§ What you are asked to do: Give back every line of the material below that has the string "title".

§ Listed records:
+ + + + +

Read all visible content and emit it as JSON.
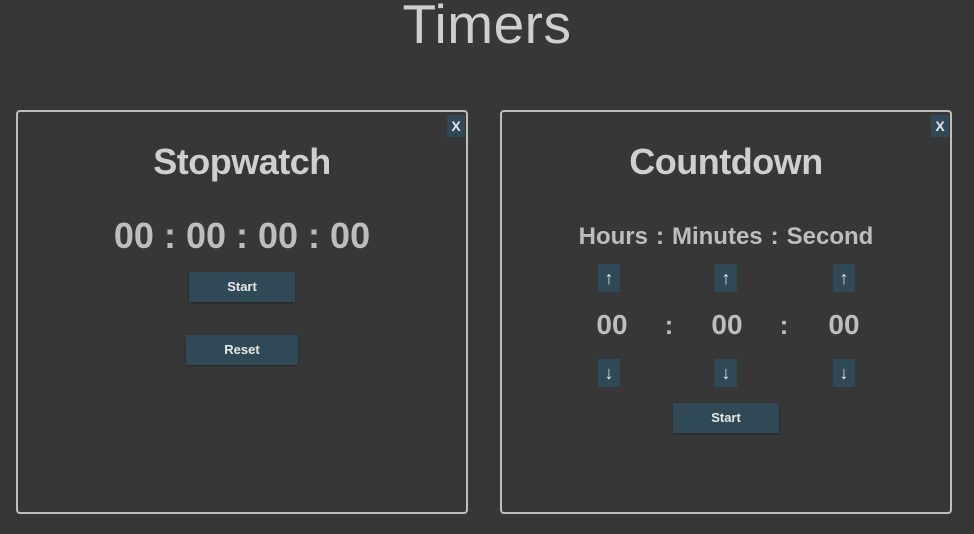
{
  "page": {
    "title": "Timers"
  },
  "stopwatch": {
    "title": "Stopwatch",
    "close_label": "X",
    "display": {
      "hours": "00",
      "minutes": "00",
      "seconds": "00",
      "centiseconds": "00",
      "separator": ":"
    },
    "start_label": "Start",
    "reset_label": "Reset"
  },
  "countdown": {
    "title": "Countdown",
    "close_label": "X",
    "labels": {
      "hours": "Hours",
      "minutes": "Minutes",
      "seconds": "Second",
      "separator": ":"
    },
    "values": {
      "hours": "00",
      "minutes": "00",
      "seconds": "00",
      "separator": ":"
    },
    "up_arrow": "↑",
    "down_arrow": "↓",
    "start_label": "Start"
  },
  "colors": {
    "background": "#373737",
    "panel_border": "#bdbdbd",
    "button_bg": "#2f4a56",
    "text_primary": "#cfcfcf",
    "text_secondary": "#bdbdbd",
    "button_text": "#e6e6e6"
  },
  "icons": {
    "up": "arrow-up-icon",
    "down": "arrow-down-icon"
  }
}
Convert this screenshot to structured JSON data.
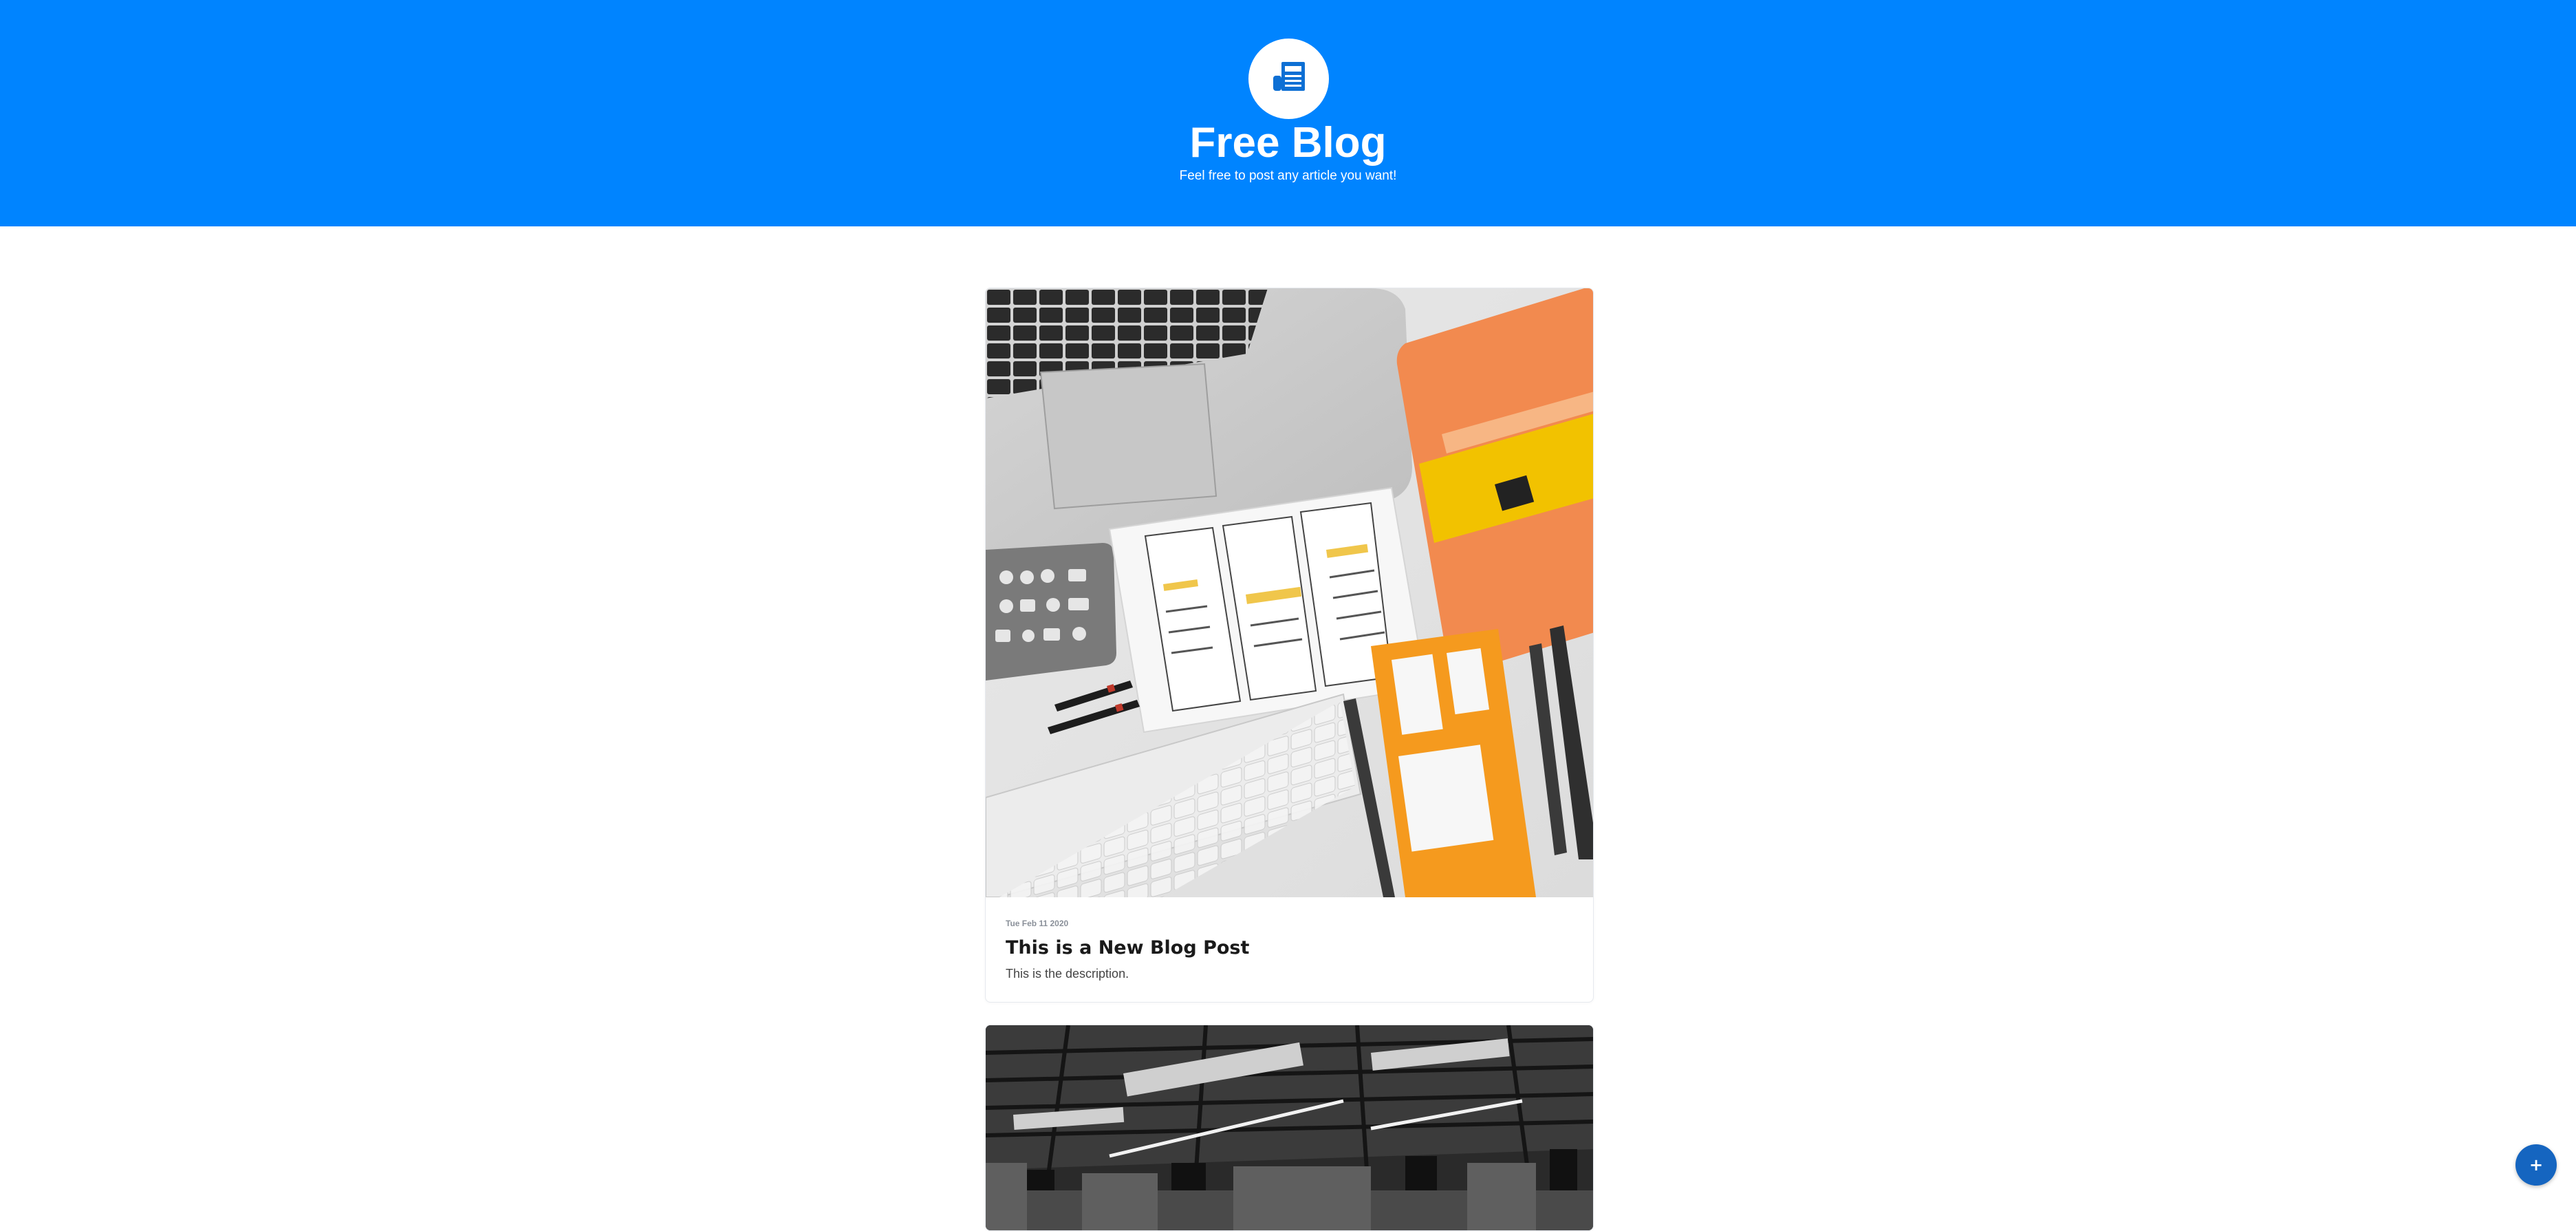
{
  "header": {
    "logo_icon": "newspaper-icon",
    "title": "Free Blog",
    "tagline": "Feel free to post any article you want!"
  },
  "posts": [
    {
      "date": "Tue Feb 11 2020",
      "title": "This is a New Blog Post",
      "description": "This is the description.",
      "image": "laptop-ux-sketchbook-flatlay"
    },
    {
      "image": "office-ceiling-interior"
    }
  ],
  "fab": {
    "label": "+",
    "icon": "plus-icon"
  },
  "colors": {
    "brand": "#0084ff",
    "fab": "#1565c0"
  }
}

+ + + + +

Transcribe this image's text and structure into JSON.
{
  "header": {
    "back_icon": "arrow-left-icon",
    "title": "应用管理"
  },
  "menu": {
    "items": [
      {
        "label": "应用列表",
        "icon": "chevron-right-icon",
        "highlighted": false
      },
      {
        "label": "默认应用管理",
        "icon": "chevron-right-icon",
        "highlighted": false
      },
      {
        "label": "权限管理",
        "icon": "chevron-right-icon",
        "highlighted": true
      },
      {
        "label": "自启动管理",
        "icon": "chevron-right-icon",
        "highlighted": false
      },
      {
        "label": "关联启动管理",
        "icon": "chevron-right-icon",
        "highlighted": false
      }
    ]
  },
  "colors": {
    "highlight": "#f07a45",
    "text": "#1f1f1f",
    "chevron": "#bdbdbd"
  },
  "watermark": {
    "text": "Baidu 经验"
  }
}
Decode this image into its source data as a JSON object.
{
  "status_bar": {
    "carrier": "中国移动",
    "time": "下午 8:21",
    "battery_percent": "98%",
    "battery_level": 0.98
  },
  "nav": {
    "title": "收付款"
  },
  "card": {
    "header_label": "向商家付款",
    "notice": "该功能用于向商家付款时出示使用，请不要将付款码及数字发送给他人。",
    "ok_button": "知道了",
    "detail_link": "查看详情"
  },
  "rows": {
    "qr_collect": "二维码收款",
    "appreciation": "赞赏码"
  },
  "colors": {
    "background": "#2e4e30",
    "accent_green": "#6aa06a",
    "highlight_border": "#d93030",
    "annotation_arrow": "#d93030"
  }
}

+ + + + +

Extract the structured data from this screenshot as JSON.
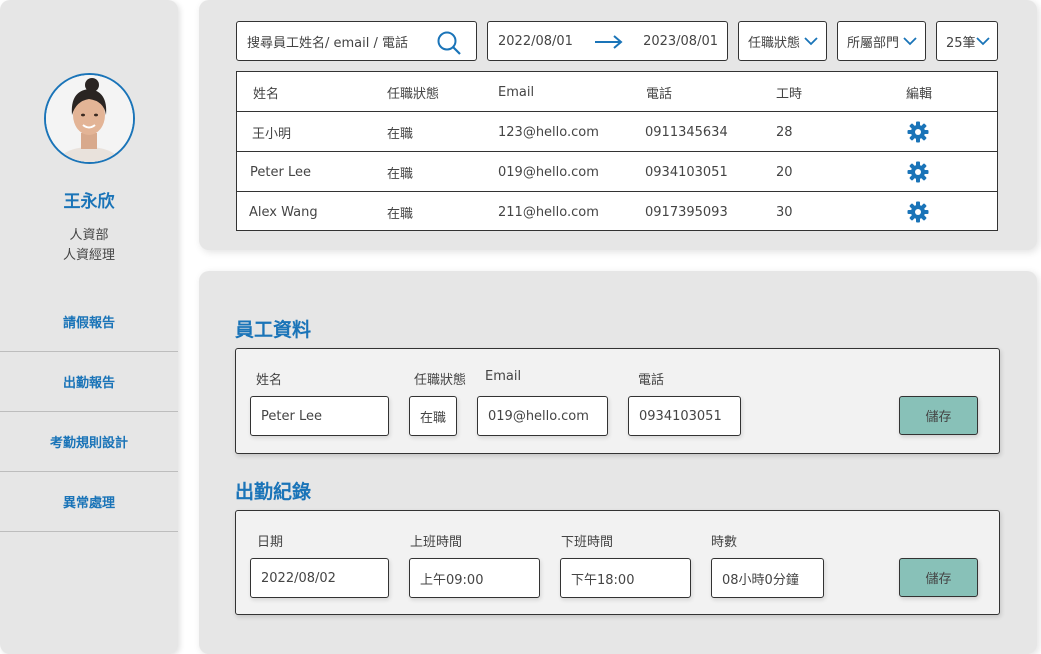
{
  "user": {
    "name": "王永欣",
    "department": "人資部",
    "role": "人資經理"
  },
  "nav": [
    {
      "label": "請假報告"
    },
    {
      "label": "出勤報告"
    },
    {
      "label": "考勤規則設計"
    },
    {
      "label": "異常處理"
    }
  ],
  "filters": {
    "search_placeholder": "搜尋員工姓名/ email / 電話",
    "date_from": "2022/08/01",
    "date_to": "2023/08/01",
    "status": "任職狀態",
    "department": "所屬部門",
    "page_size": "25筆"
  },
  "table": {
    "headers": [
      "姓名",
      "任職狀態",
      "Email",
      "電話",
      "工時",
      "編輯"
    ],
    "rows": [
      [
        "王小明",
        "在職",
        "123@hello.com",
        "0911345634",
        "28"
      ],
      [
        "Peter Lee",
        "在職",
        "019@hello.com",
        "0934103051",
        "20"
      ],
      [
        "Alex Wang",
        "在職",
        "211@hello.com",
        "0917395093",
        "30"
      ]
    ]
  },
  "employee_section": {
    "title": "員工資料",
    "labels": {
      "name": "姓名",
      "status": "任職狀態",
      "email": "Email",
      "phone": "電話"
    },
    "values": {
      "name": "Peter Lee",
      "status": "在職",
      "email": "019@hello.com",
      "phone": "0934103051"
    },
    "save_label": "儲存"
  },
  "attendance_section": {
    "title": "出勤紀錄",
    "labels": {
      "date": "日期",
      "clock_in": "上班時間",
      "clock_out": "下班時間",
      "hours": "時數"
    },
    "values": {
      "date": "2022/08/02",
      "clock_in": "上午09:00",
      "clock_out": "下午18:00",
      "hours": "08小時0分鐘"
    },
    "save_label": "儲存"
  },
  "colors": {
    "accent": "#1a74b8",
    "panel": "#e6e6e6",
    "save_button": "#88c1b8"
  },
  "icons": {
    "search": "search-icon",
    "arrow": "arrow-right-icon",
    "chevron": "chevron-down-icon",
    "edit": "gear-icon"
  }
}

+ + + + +

§ Task solution:
    "title": "Timers"
    "title": "Stopwatch",
    "title": "Countdown",
    "title": "Free Blog",
      "title": "This is a New Blog Post",
    "title": "应用管理"
    "title": "收付款"
    "title": "員工資料",
    "title": "出勤紀錄",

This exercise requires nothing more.